TwelveSmallSquares

The film photography & darkroom work of David Kirby

How To: F-stop Print

Some can find f-stop printing to be confusing but it really needn't be.  In fact, once you have got your head around the principles behind it, it really makes sense.  I mean, we operate our cameras in terms of f-stops, so why don't we do the same when enlarging?  For many, doing tests strips in seconds works for them and they are happy with that so fair enough.  I'm just going to present f-stop printing to you and let you make your own choice.

So what is it?  Basically, instead of exposing test strips and dodging and burning in terms of seconds we do it in terms of f-stops.  This means that should we need to make a larger print at some point in the future we can just adjust the base exposure and maintain the f-stop values instead of having to recalculate each dodge and burn in terms of seconds.  It's easier to explain with an f-stop printing chart:

(There is a spreadsheet version here which you can download).

(There is a spreadsheet version here which you can download).

At first glance this may seem confusing but it is relatively simple to suss out.  Times are given in terms of 1 stop (dark grey), 1/3 of a stop (not quite as dark grey), 1/6 of a stop (light grey) and 1/12 of a stop (mid grey).

So let's start at the beginning and say you're doing a test strip.  Instead of going from 1-30 seconds for example, using the f-stop chart you could go in intervals of 1/3 of a stop, so you would go 8.0, 10.1, 12.7, 16.0, 20.2, 25.4, and 32.0 seconds.  What are the advantages of this?  Well, each strip on your test strip will have exactly the same amount of light added to it at each strip (in this case 1/3 of a stop).  If you were to do a strip merely in seconds then you would not get this uniformity.  The f-stop method makes it much easier to pick out your base exposure as, just like when you are exposing your film, every extra stop of light you add is double the amount of the previous stop.

There are dedicated f-stop timers out there that automate the process for you but they are pricey.  I used to use a Paterson timer which allowed me to input increments of time in 0.1 of a second from 0-9 seconds and then 1.0 seconds thereafter.  This meant i have to do a bit of fiddling about to do a test strip but i found it was worth it.  I now have an RH Designs timer which I got from Ebay and I wouldn't trade it for anything, it has revolutionised my printing method.

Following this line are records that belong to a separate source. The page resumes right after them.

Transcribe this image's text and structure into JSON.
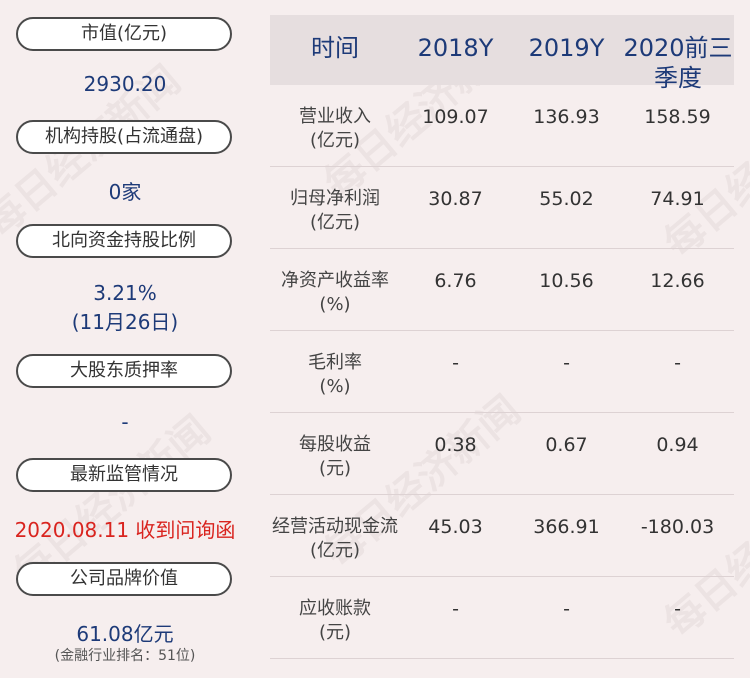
{
  "watermark": "每日经济新闻",
  "left": {
    "items": [
      {
        "label": "市值(亿元)",
        "value": "2930.20"
      },
      {
        "label": "机构持股(占流通盘)",
        "value": "0家"
      },
      {
        "label": "北向资金持股比例",
        "value": "3.21%",
        "value2": "(11月26日)"
      },
      {
        "label": "大股东质押率",
        "value": "-"
      },
      {
        "label": "最新监管情况",
        "value": "2020.08.11 收到问询函"
      },
      {
        "label": "公司品牌价值",
        "value": "61.08亿元",
        "note": "(金融行业排名：51位)"
      }
    ]
  },
  "table": {
    "headers": [
      "时间",
      "2018Y",
      "2019Y",
      "2020前三",
      "季度"
    ],
    "rows": [
      {
        "label1": "营业收入",
        "label2": "(亿元)",
        "values": [
          "109.07",
          "136.93",
          "158.59"
        ]
      },
      {
        "label1": "归母净利润",
        "label2": "(亿元)",
        "values": [
          "30.87",
          "55.02",
          "74.91"
        ]
      },
      {
        "label1": "净资产收益率",
        "label2": "(%)",
        "values": [
          "6.76",
          "10.56",
          "12.66"
        ]
      },
      {
        "label1": "毛利率",
        "label2": "(%)",
        "values": [
          "-",
          "-",
          "-"
        ]
      },
      {
        "label1": "每股收益",
        "label2": "(元)",
        "values": [
          "0.38",
          "0.67",
          "0.94"
        ]
      },
      {
        "label1": "经营活动现金流",
        "label2": "(亿元)",
        "values": [
          "45.03",
          "366.91",
          "-180.03"
        ]
      },
      {
        "label1": "应收账款",
        "label2": "(元)",
        "values": [
          "-",
          "-",
          "-"
        ]
      }
    ]
  }
}
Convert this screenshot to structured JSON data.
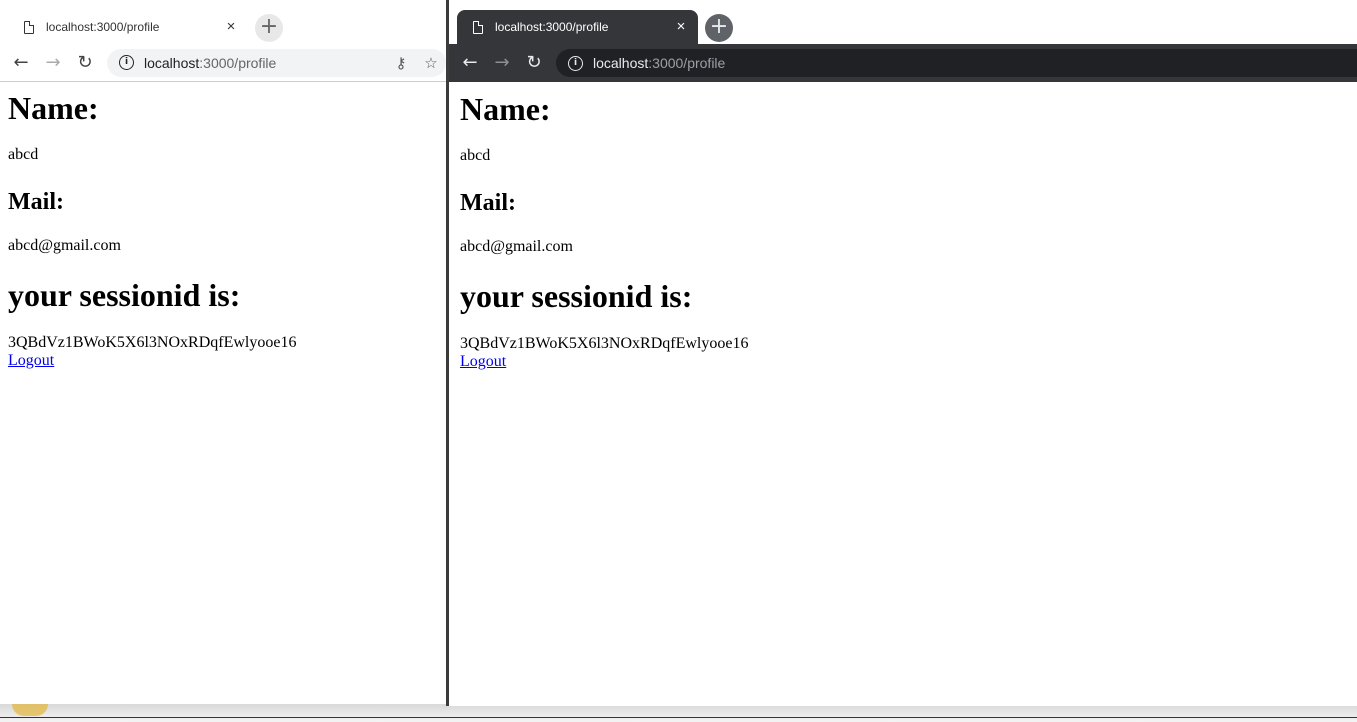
{
  "windows": {
    "left": {
      "tab_title": "localhost:3000/profile",
      "url_host": "localhost",
      "url_path": ":3000/profile"
    },
    "right": {
      "tab_title": "localhost:3000/profile",
      "url_host": "localhost",
      "url_path": ":3000/profile"
    }
  },
  "profile": {
    "name_heading": "Name:",
    "name_value": "abcd",
    "mail_heading": "Mail:",
    "mail_value": "abcd@gmail.com",
    "session_heading": "your sessionid is:",
    "session_value": "3QBdVz1BWoK5X6l3NOxRDqfEwlyooe16",
    "logout_label": "Logout"
  },
  "icons": {
    "close": "×",
    "new_tab": "+",
    "back": "←",
    "forward": "→",
    "reload": "↻",
    "info": "i",
    "key": "⚷",
    "star": "☆"
  },
  "colors": {
    "link": "#0000ee",
    "dark_toolbar": "#35363a",
    "light_toolbar": "#ffffff"
  }
}
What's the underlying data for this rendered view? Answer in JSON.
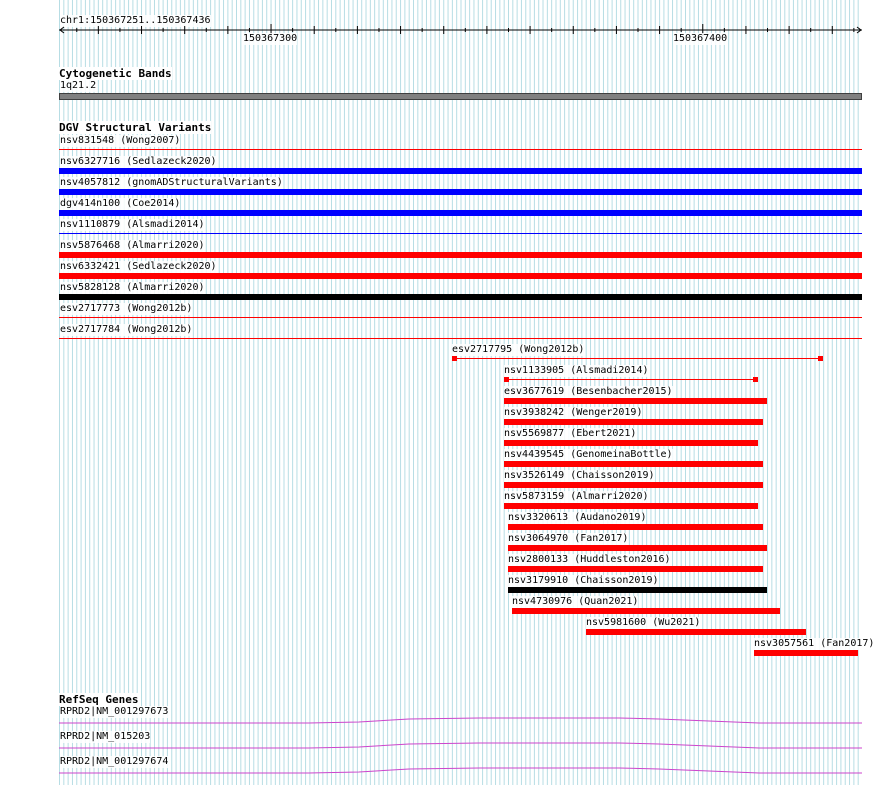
{
  "location": "chr1:150367251..150367436",
  "ruler_ticks": [
    "150367300",
    "150367400"
  ],
  "tracks": {
    "cytoband": {
      "title": "Cytogenetic Bands",
      "band": "1q21.2",
      "color": "#808080"
    },
    "dgv": {
      "title": "DGV Structural Variants",
      "colors": {
        "loss": "#ff0000",
        "gain": "#0000ff",
        "both": "#000000"
      },
      "full_rows": [
        {
          "label": "nsv831548 (Wong2007)",
          "type": "loss",
          "style": "line"
        },
        {
          "label": "nsv6327716 (Sedlazeck2020)",
          "type": "gain",
          "style": "thick"
        },
        {
          "label": "nsv4057812 (gnomADStructuralVariants)",
          "type": "gain",
          "style": "thick"
        },
        {
          "label": "dgv414n100 (Coe2014)",
          "type": "gain",
          "style": "thick"
        },
        {
          "label": "nsv1110879 (Alsmadi2014)",
          "type": "gain",
          "style": "line"
        },
        {
          "label": "nsv5876468 (Almarri2020)",
          "type": "loss",
          "style": "thick"
        },
        {
          "label": "nsv6332421 (Sedlazeck2020)",
          "type": "loss",
          "style": "thick"
        },
        {
          "label": "nsv5828128 (Almarri2020)",
          "type": "both",
          "style": "thick"
        },
        {
          "label": "esv2717773 (Wong2012b)",
          "type": "loss",
          "style": "line"
        },
        {
          "label": "esv2717784 (Wong2012b)",
          "type": "loss",
          "style": "line"
        }
      ],
      "partial_rows": [
        {
          "label": "esv2717795 (Wong2012b)",
          "type": "loss",
          "style": "line-caps",
          "start": 150367342,
          "end": 150367428
        },
        {
          "label": "nsv1133905 (Alsmadi2014)",
          "type": "loss",
          "style": "line-caps",
          "start": 150367354,
          "end": 150367413
        },
        {
          "label": "esv3677619 (Besenbacher2015)",
          "type": "loss",
          "style": "thick",
          "start": 150367354,
          "end": 150367415
        },
        {
          "label": "nsv3938242 (Wenger2019)",
          "type": "loss",
          "style": "thick",
          "start": 150367354,
          "end": 150367414
        },
        {
          "label": "nsv5569877 (Ebert2021)",
          "type": "loss",
          "style": "thick",
          "start": 150367354,
          "end": 150367413
        },
        {
          "label": "nsv4439545 (GenomeinaBottle)",
          "type": "loss",
          "style": "thick",
          "start": 150367354,
          "end": 150367414
        },
        {
          "label": "nsv3526149 (Chaisson2019)",
          "type": "loss",
          "style": "thick",
          "start": 150367354,
          "end": 150367414
        },
        {
          "label": "nsv5873159 (Almarri2020)",
          "type": "loss",
          "style": "thick",
          "start": 150367354,
          "end": 150367413
        },
        {
          "label": "nsv3320613 (Audano2019)",
          "type": "loss",
          "style": "thick",
          "start": 150367355,
          "end": 150367414
        },
        {
          "label": "nsv3064970 (Fan2017)",
          "type": "loss",
          "style": "thick",
          "start": 150367355,
          "end": 150367415
        },
        {
          "label": "nsv2800133 (Huddleston2016)",
          "type": "loss",
          "style": "thick",
          "start": 150367355,
          "end": 150367414
        },
        {
          "label": "nsv3179910 (Chaisson2019)",
          "type": "both",
          "style": "thick",
          "start": 150367355,
          "end": 150367415
        },
        {
          "label": "nsv4730976 (Quan2021)",
          "type": "loss",
          "style": "thick",
          "start": 150367356,
          "end": 150367418
        },
        {
          "label": "nsv5981600 (Wu2021)",
          "type": "loss",
          "style": "thick",
          "start": 150367373,
          "end": 150367424
        },
        {
          "label": "nsv3057561 (Fan2017)",
          "type": "loss",
          "style": "thick",
          "start": 150367412,
          "end": 150367436
        }
      ]
    },
    "refseq": {
      "title": "RefSeq Genes",
      "color": "#cc44cc",
      "genes": [
        {
          "label": "RPRD2|NM_001297673"
        },
        {
          "label": "RPRD2|NM_015203"
        },
        {
          "label": "RPRD2|NM_001297674"
        }
      ]
    }
  }
}
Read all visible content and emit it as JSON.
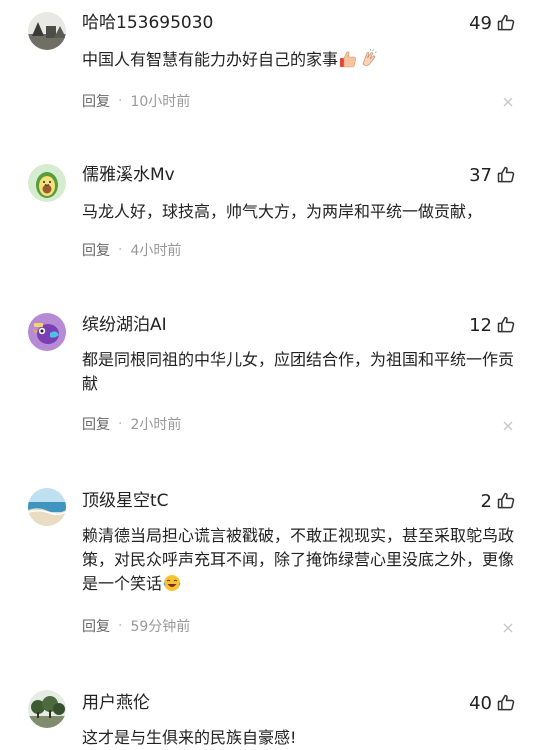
{
  "comments": [
    {
      "username": "哈哈153695030",
      "likes": "49",
      "content": "中国人有智慧有能力办好自己的家事",
      "emojis": [
        "thumbs-up-emoji",
        "clapping-hands-emoji"
      ],
      "reply_label": "回复",
      "separator": "·",
      "time": "10小时前",
      "avatar": "landscape-photo-avatar"
    },
    {
      "username": "儒雅溪水Mv",
      "likes": "37",
      "content": "马龙人好，球技高，帅气大方，为两岸和平统一做贡献，",
      "reply_label": "回复",
      "separator": "·",
      "time": "4小时前",
      "avatar": "avocado-cartoon-avatar"
    },
    {
      "username": "缤纷湖泊AI",
      "likes": "12",
      "content": "都是同根同祖的中华儿女，应团结合作，为祖国和平统一作贡献",
      "reply_label": "回复",
      "separator": "·",
      "time": "2小时前",
      "avatar": "purple-bird-cartoon-avatar"
    },
    {
      "username": "顶级星空tC",
      "likes": "2",
      "content": "赖清德当局担心谎言被戳破，不敢正视现实，甚至采取鸵鸟政策，对民众呼声充耳不闻，除了掩饰绿营心里没底之外，更像是一个笑话",
      "emojis": [
        "laughing-tears-emoji"
      ],
      "reply_label": "回复",
      "separator": "·",
      "time": "59分钟前",
      "avatar": "beach-photo-avatar"
    },
    {
      "username": "用户燕伦",
      "likes": "40",
      "content": "这才是与生俱来的民族自豪感!",
      "avatar": "trees-photo-avatar"
    }
  ],
  "colors": {
    "text_primary": "#222222",
    "text_meta": "#999999",
    "background": "#ffffff"
  },
  "icons": {
    "like": "thumbs-up-outline-icon",
    "dismiss": "close-icon"
  }
}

When it comes to dodging and burning the f-stop printing method is a life saver.  Let's say your base exposure is 18.0 seconds and you want to burn a sky in for 1 full stop extra.  Just look up 18.0 under the B (base exposure) column and move right to the +1 column which says 18.0.  That means to add an extra stop you need to expose for another 18.0 seconds.  +1/2 a stop would be +7.4 seconds and so on.

This comes in handy when resizing a print.  To make a bigger print the enlarger head needs to be higher.  As the enlarger head is higher exposures will be longer.  So say were taking the same print and were going from 8 x 10 to 9.5 x 12 and our base exposure has gone from 18.0 seconds to 22.6 seconds.  Instead of using formulae to try and figure out what our new dodging and burning times would be as we recorded them in terms of seconds, we know that our dodges and burns will stay the same in terms of f-stop.  So if we have a +1/3 of a stop burn at 18.0 seconds base exposure (+4.7 seconds) at our new base exposure of 22.6 seconds this becomes +5.9 seconds.  Follow all your recorded dodging and burning times and voila - the same print but bigger!

It sounds complicated but if you re-read this article a few times and you'll get the hang of it.  It really is worthwhile to try out and it may well revolutionise your printing!